Governors’ races in Virginia and New Jersey, where Republicans did surprisingly well, have reminded us of a basic, immutable political fact. Elections are decided by moderate, independent or soft Republican, suburban voters. Doubling or tripling down on just turning out committed base voters is a losing strategy for both parties.
It’s important to know what suburbs we are talking about. Alexandria, Virginia; and Bellevue, Washington are both technically suburban communities, but they are highly urban and ethnically diverse, and they vote much like the liberal big cities they are adjoin. The battleground suburbs are in the second and third rings of growth. Bonney Lake and Mercer Island are both suburbs, but they are politically and demographically very, very different.
So, what do these swing voters want? How do you win in the suburbs? On this I can speak with some authority. My wife and I are both college educated, 55+, moderate independents who live in an outer ring suburban community, Sumner. I have spent the bulk of my adult life representing the suburbs in the Legislature, and then on the King County Council, and trying to win suburban elections as the chair of the Washington State Republican Party.
So, I think I have a good idea of what moderate suburbanites want. We want stuff. We want good schools and parks for our kids and grandkids. We can’t afford to live close to where we work, so we want good roads and public transportation. We want our neighborhoods to be safe from crime. We want to know that Social Security, Medicare, and other safety net programs will be there when we need them.
At the same time – this drives Democrats crazy — most of us live paycheck to paycheck and have had to stretch to afford the mortgage on our house, so we do not want our taxes raised. And when you say you just want to tax “the rich,” we don’t believe you. Besides, we all want to be rich someday.
We don’t like loud people with radical ideas. We don’t like Republicans who want to get into our personal lives or cut services we want. We don’t trust the idea of privatizing Social Security, and we don’t want the government to let big companies pollute the air and water. We think climate change is very real. And we don’t like Donald Trump, or anyone who supports Donald Trump.
At the same time, saying you are a socialist and you want to defund the police and teach critical race theory to our kids and grandkids, makes us very uncomfortable, even if we aren’t really sure how these terms translate into actual public policy.
In short, whichever party does a better job restraining their more extreme elements will win our vote, at least for that specific election. Suburban moderates swing back and forth based on what they are seeing and hearing. These swings lead to wave elections and make it impossible for either party to win a solid, long term governing majority.

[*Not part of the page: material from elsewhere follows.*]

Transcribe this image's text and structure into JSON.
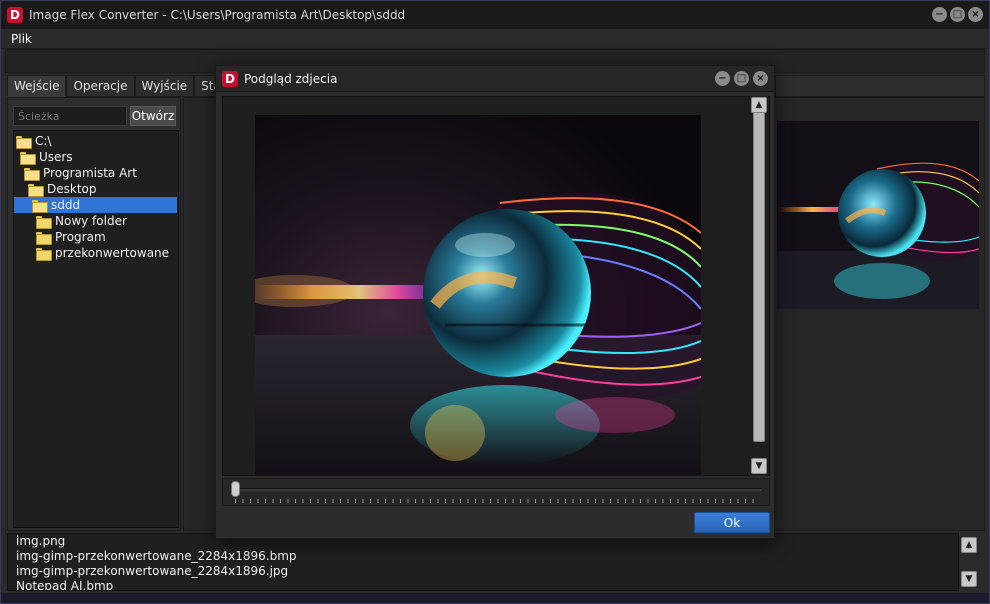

Given the results in 2020, when Biden was elected but Republicans gained seats in Congress and in state legislatures, and the new results in Virginia and New Jersey, Republicans not named Trump (or too cozy with him) are winning this suburban battle heading into the 2022 midterms. What does this mean for Washington state?
Overall, not much, because Republicans already hold the vast majority of outer ring suburban districts. This GOP tide will likely help Republicans flip a few legislative seats but will not threaten the Democratic majorities in either house, or the reelection of Sen. Patty Murray. Politically, Washington is much closer to California or New York than to a state like Virginia. There simply are not enough rural or outer ring suburban voters here to compensate for the lead Democrats pile up in urban King County.

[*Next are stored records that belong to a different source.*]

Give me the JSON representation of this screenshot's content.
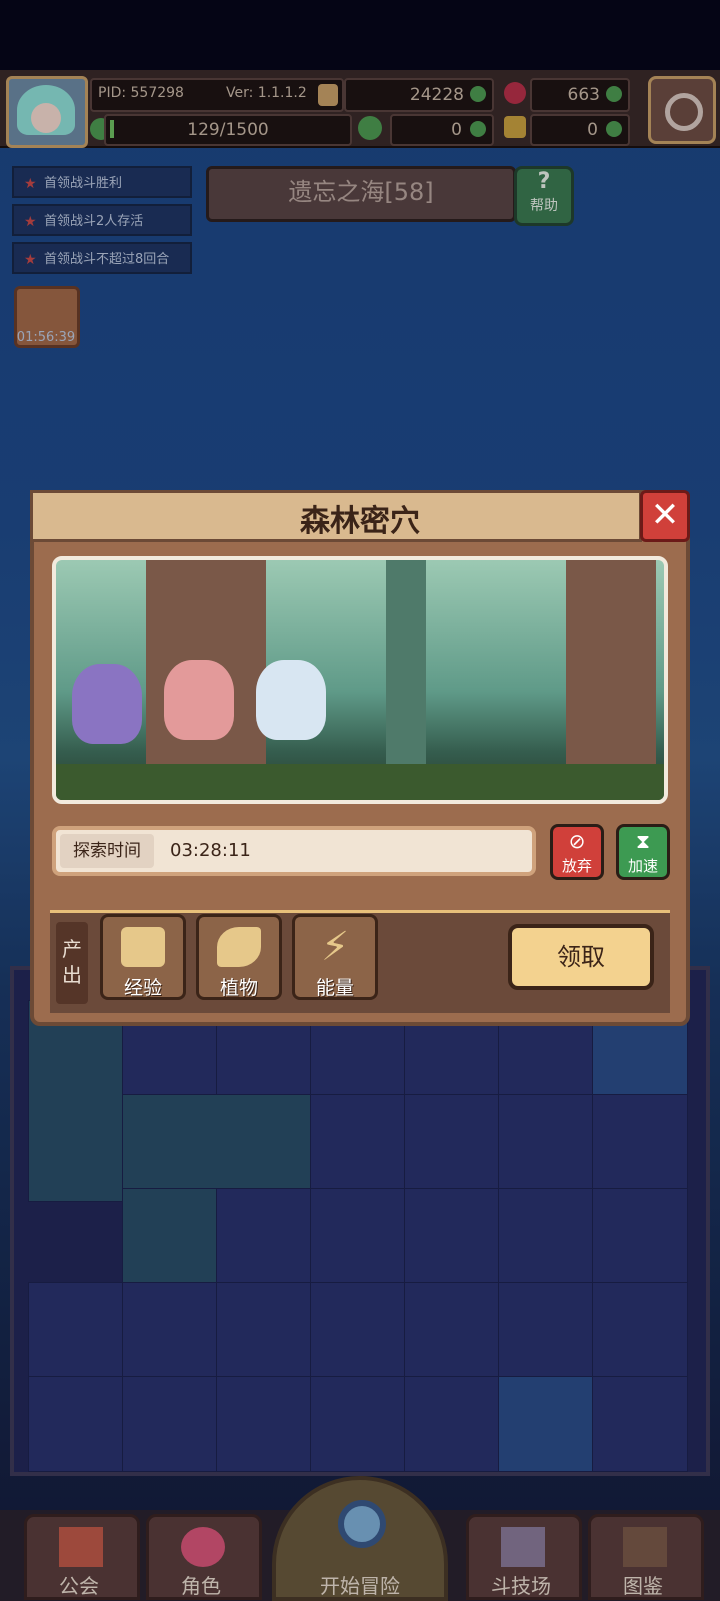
{
  "hud": {
    "pid": "PID: 557298",
    "version": "Ver: 1.1.1.2",
    "gold": "24228",
    "gems": "663",
    "exp": "129/1500",
    "clover": "0",
    "keys": "0"
  },
  "quests": [
    {
      "label": "首领战斗胜利"
    },
    {
      "label": "首领战斗2人存活"
    },
    {
      "label": "首领战斗不超过8回合"
    }
  ],
  "map": {
    "name": "遗忘之海[58]",
    "help_label": "帮助"
  },
  "gift": {
    "timer": "01:56:39"
  },
  "dialog": {
    "title": "森林密穴",
    "close_label": "✕",
    "time_label": "探索时间",
    "time_value": "03:28:11",
    "abandon_label": "放弃",
    "speedup_label": "加速",
    "output_label": "产出",
    "rewards": [
      {
        "label": "经验",
        "icon": "exp-chevron-icon"
      },
      {
        "label": "植物",
        "icon": "leaf-icon"
      },
      {
        "label": "能量",
        "icon": "lightning-icon"
      }
    ],
    "claim_label": "领取"
  },
  "nav": [
    {
      "label": "公会",
      "icon": "guild-icon"
    },
    {
      "label": "角色",
      "icon": "character-icon"
    },
    {
      "label": "开始冒险",
      "icon": "magnifier-icon"
    },
    {
      "label": "斗技场",
      "icon": "swords-icon"
    },
    {
      "label": "图鉴",
      "icon": "book-icon"
    }
  ]
}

One Democrat, however, who should be worried – depending on how redistricting works out – is Congresswoman Kim Schrier. Her 8th district is made up of predominantly outer ring suburbs, plus a chunk of Eastern Washington. That race is likely to be very hot next year.

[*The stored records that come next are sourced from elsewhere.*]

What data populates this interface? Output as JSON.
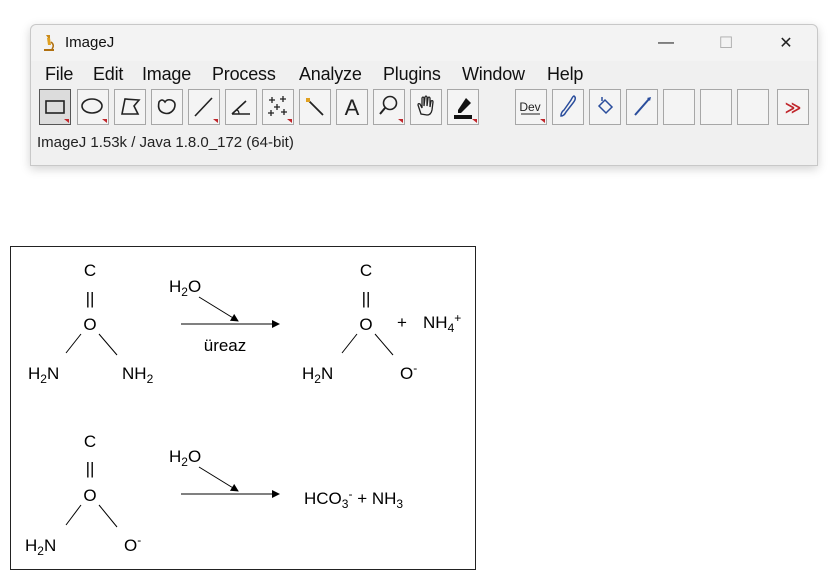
{
  "window": {
    "title": "ImageJ",
    "controls": {
      "minimize": "—",
      "maximize": "☐",
      "close": "✕"
    }
  },
  "menu": [
    "File",
    "Edit",
    "Image",
    "Process",
    "Analyze",
    "Plugins",
    "Window",
    "Help"
  ],
  "toolbar": {
    "tools": [
      "rectangle-tool",
      "oval-tool",
      "polygon-tool",
      "freehand-tool",
      "line-tool",
      "angle-tool",
      "multipoint-tool",
      "wand-tool",
      "text-tool",
      "magnifier-tool",
      "hand-tool",
      "color-picker-tool",
      "dev-menu",
      "paintbrush-tool",
      "flood-fill-tool",
      "pencil-tool",
      "empty-slot",
      "empty-slot",
      "empty-slot",
      "more-tools"
    ],
    "dev_label": "Dev",
    "text_tool_label": "A",
    "more_label": "≫"
  },
  "status": "ImageJ 1.53k / Java 1.8.0_172 (64-bit)",
  "diagram": {
    "row1": {
      "reactant": {
        "top": "C",
        "double_bond": "||",
        "center": "O",
        "left": "H",
        "left_sub": "2",
        "left_tail": "N",
        "right": "NH",
        "right_sub": "2"
      },
      "water": {
        "main": "H",
        "sub": "2",
        "tail": "O"
      },
      "enzyme": "üreaz",
      "product": {
        "top": "C",
        "double_bond": "||",
        "center": "O",
        "left": "H",
        "left_sub": "2",
        "left_tail": "N",
        "right": "O",
        "right_sup": "-"
      },
      "plus": "+",
      "ammonium": {
        "main": "NH",
        "sub": "4",
        "sup": "+"
      }
    },
    "row2": {
      "reactant": {
        "top": "C",
        "double_bond": "||",
        "center": "O",
        "left": "H",
        "left_sub": "2",
        "left_tail": "N",
        "right": "O",
        "right_sup": "-"
      },
      "water": {
        "main": "H",
        "sub": "2",
        "tail": "O"
      },
      "product": {
        "main": "HCO",
        "sub": "3",
        "sup": "-",
        "rest": " + NH",
        "rest_sub": "3"
      }
    }
  },
  "colors": {
    "accent_red": "#c0262b",
    "selected_tool": "#dcdcdc",
    "window_bg": "#f0f0f0"
  }
}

If either party could stick to the centrist messages that attract suburban moderates they would become America’s governing majority. The problem is, neither party can do that because their base voters and activists on the right and left won’t permit it for very long. America is stuck in a doom loop of legislative gridlock and acrimonious division as suburban moderates swing back and forth between the two warring parties, neither of whom they really like or trust.
The way out of this mess, of course, is to create a new third party focused on winning in the suburbs. Such a party would attract moderates, break up the two party duopoly, and force American politics towards the reasonable center.
Of course, such a thing isn’t possible. Right?